A federal judge dismissed all charges Thursday against five Blackwater Worldwide security guards accused of killing unarmed Iraqi civilians in a crowded Baghdad intersection in 2007.
U.S. District Judge Ricardo Urbina said Justice Department prosecutors improperly built their case on sworn statements that had been given under a promise of immunity. Urbina said the government's explanations were "contradictory, unbelievable and lacking in credibility."
The decision throws out a case steeped in international politics. The September 2007 shooting in busy Nisoor Square left 17 Iraqis dead and inflamed anti-American sentiment abroad. The Iraqi government wanted the guards to face trial in Iraq and officials there said they would closely watch how the U.S. judicial system handled the case.
"We're obviously disappointed by the decision," Justice Department spokesman Dean Boyd said. "We're still in the process of reviewing the opinion and considering our options."
Prosecutors can appeal the 90-page ruling.
Company has since changed name
Blackwater contractors had been hired to guard U.S. diplomats in Iraq. The shooting led to the unraveling of the North Carolina-based company, which since has changed its management and changed its name to Xe Services.
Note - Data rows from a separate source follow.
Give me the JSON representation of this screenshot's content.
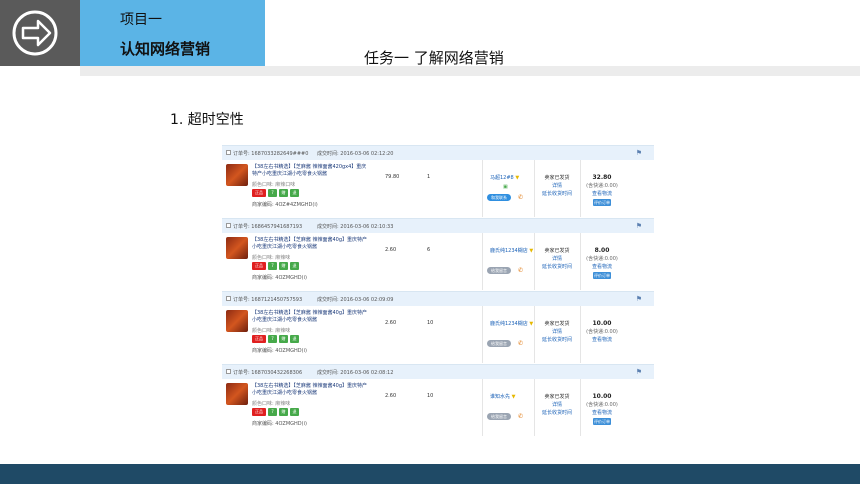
{
  "header": {
    "project_label": "项目一",
    "project_title": "认知网络营销",
    "task_title": "任务一   了解网络营销"
  },
  "section": {
    "title": "1. 超时空性"
  },
  "orders": [
    {
      "order_no": "订单号: 1687033282649###0",
      "deal_time": "成交时间: 2016-03-06 02:12:20",
      "product_name": "【38左右书精选】【芝麻酱 辣辣面酱420gx4】重庆特产小吃重庆江湖小吃零食火锅酱",
      "product_sub": "颜色口味: 麻辣口味",
      "tags": [
        "正品",
        "7",
        "赠",
        "退"
      ],
      "product_code": "商家编码: 4OZ#4ZMGHD(i)",
      "price": "79.80",
      "qty": "1",
      "buyer": "马超12#8",
      "contact": "和我联系",
      "contact_style": "blue",
      "status": "卖家已发货",
      "status_link1": "详情",
      "status_link2": "延长收货时间",
      "total": "32.80",
      "total_note": "(含快递:0.00)",
      "total_link": "查看物流",
      "total_btn": "评价订单"
    },
    {
      "order_no": "订单号: 1686457941687193",
      "deal_time": "成交时间: 2016-03-06 02:10:33",
      "product_name": "【38左右书精选】【芝麻酱 辣辣面酱40g】重庆特产小吃重庆江湖小吃零食火锅酱",
      "product_sub": "颜色口味: 麻辣味",
      "tags": [
        "正品",
        "7",
        "赠",
        "退"
      ],
      "product_code": "商家编码: 4OZMGHD(i)",
      "price": "2.60",
      "qty": "6",
      "buyer": "鹿氏纯1234糊店",
      "contact": "给我留言",
      "contact_style": "grey",
      "status": "卖家已发货",
      "status_link1": "详情",
      "status_link2": "延长收货时间",
      "total": "8.00",
      "total_note": "(含快递:0.00)",
      "total_link": "查看物流",
      "total_btn": "评价订单"
    },
    {
      "order_no": "订单号: 1687121450757593",
      "deal_time": "成交时间: 2016-03-06 02:09:09",
      "product_name": "【38左右书精选】【芝麻酱 辣辣面酱40g】重庆特产小吃重庆江湖小吃零食火锅酱",
      "product_sub": "颜色口味: 麻辣味",
      "tags": [
        "正品",
        "7",
        "赠",
        "退"
      ],
      "product_code": "商家编码: 4OZMGHD(i)",
      "price": "2.60",
      "qty": "10",
      "buyer": "鹿氏纯1234糊店",
      "contact": "给我留言",
      "contact_style": "grey",
      "status": "卖家已发货",
      "status_link1": "详情",
      "status_link2": "延长收货时间",
      "total": "10.00",
      "total_note": "(含快递:0.00)",
      "total_link": "查看物流",
      "total_btn": ""
    },
    {
      "order_no": "订单号: 1687030432268306",
      "deal_time": "成交时间: 2016-03-06 02:08:12",
      "product_name": "【38左右书精选】【芝麻酱 辣辣面酱40g】重庆特产小吃重庆江湖小吃零食火锅酱",
      "product_sub": "颜色口味: 麻辣味",
      "tags": [
        "正品",
        "7",
        "赠",
        "退"
      ],
      "product_code": "商家编码: 4OZMGHD(i)",
      "price": "2.60",
      "qty": "10",
      "buyer": "谁知水先",
      "contact": "给我留言",
      "contact_style": "grey",
      "status": "卖家已发货",
      "status_link1": "详情",
      "status_link2": "延长收货时间",
      "total": "10.00",
      "total_note": "(含快递:0.00)",
      "total_link": "查看物流",
      "total_btn": "评价订单"
    }
  ]
}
The five guards are Donald Ball, a former Marine from West Valley City, Utah; Dustin Heard, a former Marine from Knoxville, Tenn.; Evan Liberty, a former Marine from Rochester, N.H.; Nick Slatten, a former Army sergeant from Sparta, Tenn., and Paul Slough, an Army veteran from Keller, Texas.
Defense attorneys said the guards were thrilled by the ruling after more than two years of scrutiny.
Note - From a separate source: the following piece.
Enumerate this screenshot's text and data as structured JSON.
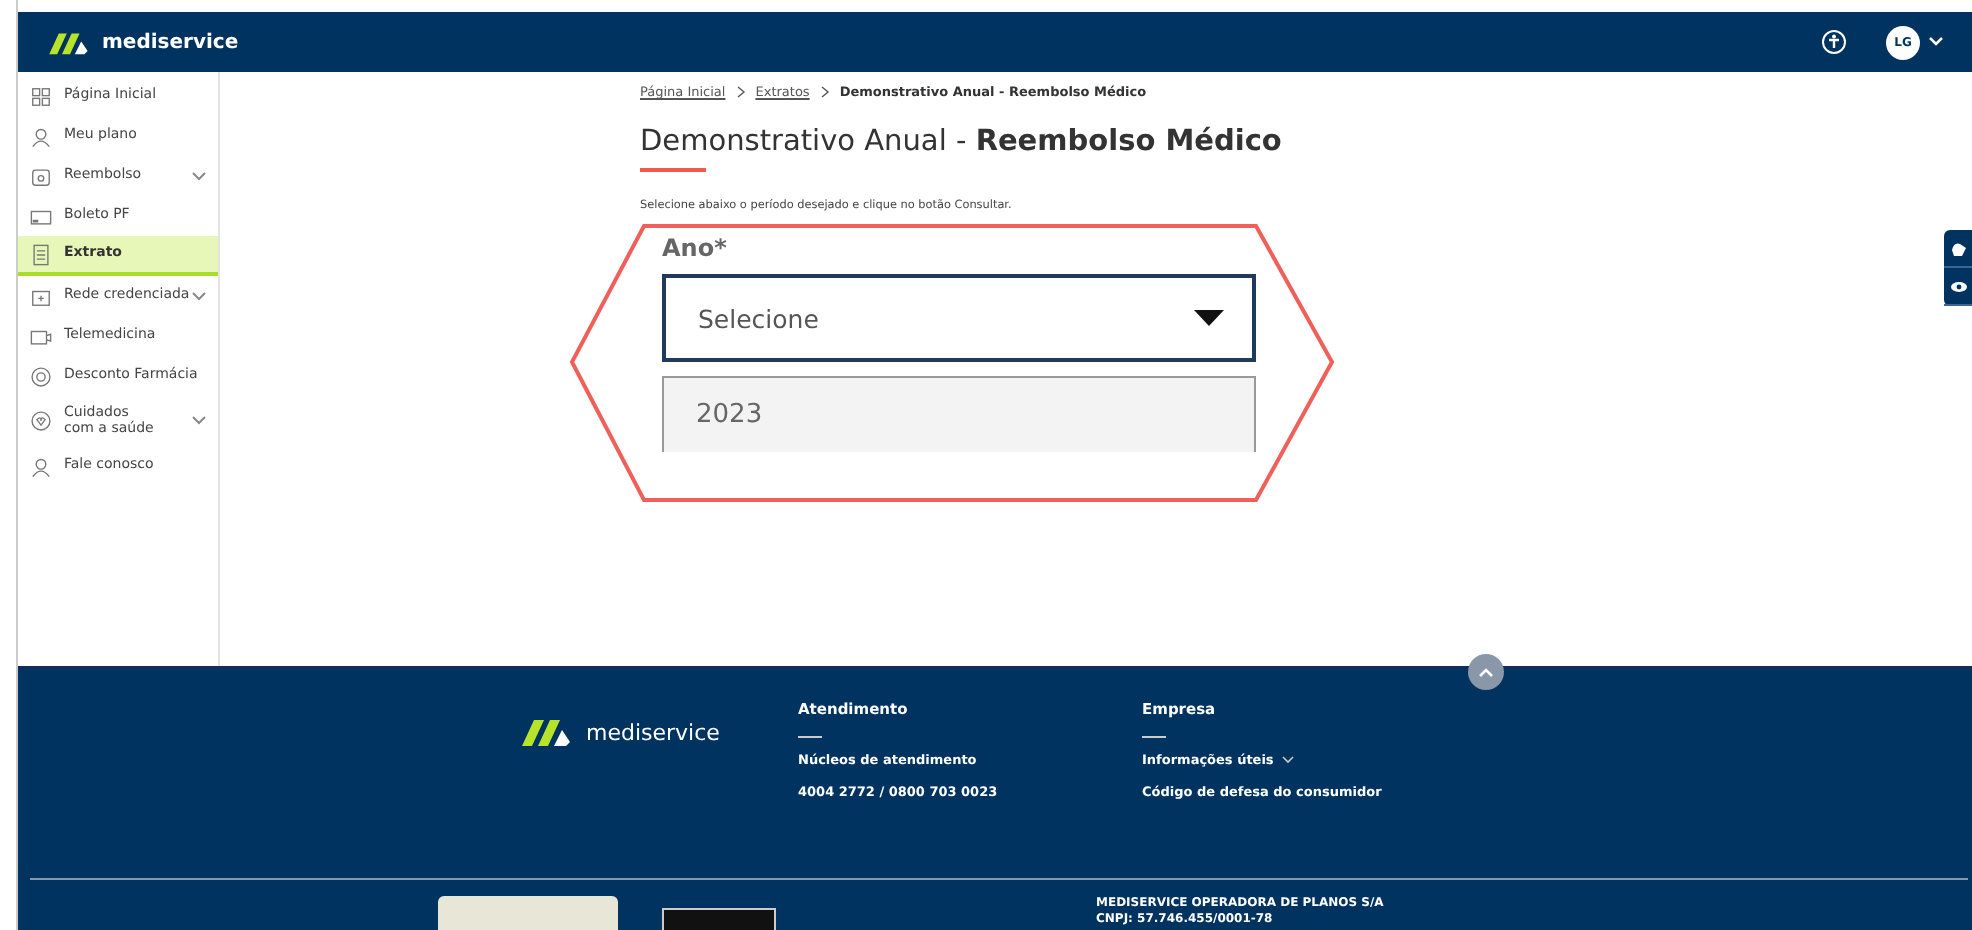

"It's tremendously gratifying to see the court allow us to celebrate the new year the way it has," said attorney Bill Coffield, who represents Liberty. "It really invigorates your belief in our court system."
"It's indescribable," said Ball's attorney, Steven McCool. "It feels like the weight of the world has been lifted off his shoulders. Here's a guy that's a decorated war hero who we maintain should never have been charged in the first place."
Ruling says nothing on shooting
Urbina's ruling does not say whether the shooting was proper, only that the government improperly used evidence to build the case. After the shooting, the State Department ordered the guards to explain what happened.
Investigators promised the men that their statements were to be used only for the internal inquiry and would not be used in a criminal case. Such limited immunity deals are common in police departments so officers involved in shootings cannot hold up internal investigations by refusing to cooperate.
The deal meant that prosecutors had to build their case without using those statements. Urbina said the Justice Department failed to do so. Prosecutors read those statements, reviewed them in the investigation and used them to get search warrants, Urbina said.
The five guards had been charged with manslaughter and weapons charges. The charges carried mandatory 30-year prison terms.
It was unclear what the ruling means for a sixth Blackwater guard, Jeremy Ridgeway, who turned on his former colleagues and pleaded guilty to killing one Iraqi and wounding another.